Seán Lemass was a veteran of the 1916 Easter Rising, the War of Independence and the Civil War in Ireland. In 1924 he was first elected as a Sinn Féin Teachta Dala (TD) for the Dublin South constituency and later re-elected for Dublin South–Central Constituency. He was a founder-member of Fianna Fáil in 1926, and served as Minister for Industry and Commerce, Minister for Supplies and Tánaiste in successive Fianna Fáil governments. He served as Taoiseach from 1959 until 1966. He died in the Mater Hospital in Dublin, on 11 May 1971 aged 71.
Taoiseach, Jack Lynch, acknowledges the nation's sense of loss on the death of the former Fianna Fáil leader. As the father of modern Ireland his name will be linked to economic and social progress in the country. As Minister for Industry and Commerce he gave birth to and developed Irish aviation, shipping industries and the peat development programme.
Jack Lynch reminisces that Lemass,
had very many great qualities and characteristics. Amongst these I recall his powerful analytical brain that brought him to the kernel of every problem, his tremendous capacity for decision and his great belief in the Irish people.
Liam Cosgrave, leader of Fine Gael respects Lemass's practical approach to public affairs and named him as "the first realist in Fianna Fail" when realism in that party was a scarce commodity. Cosgrave says that it may have been a regret for Lemass that he came to the office of Taoiseach late in his political career and
Was prevented from realising his full potential as head of Government.
Brendan Corish, leader of the Irish Labour Party respected Lemass although they differed politically and recognises the contribution he made to Irish Industry and to the improvement of relations between North and South. Corish speculates that we might have had a somewhat different Ireland had Lemass been appointed Taoiseach earlier on in his career

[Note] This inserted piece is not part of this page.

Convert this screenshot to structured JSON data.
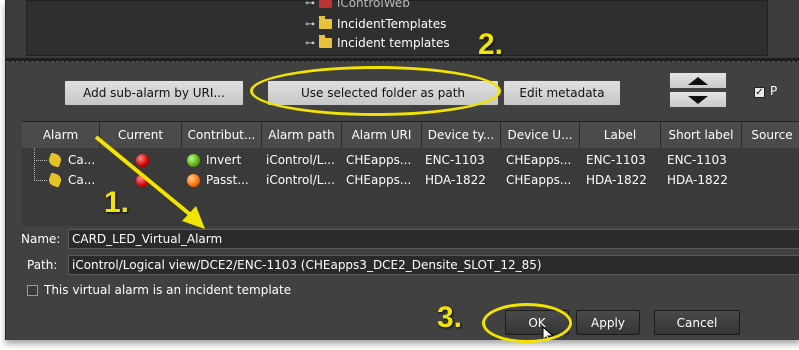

These pre-recorded tributes were recorded by RTÉ News on 11 May 1971.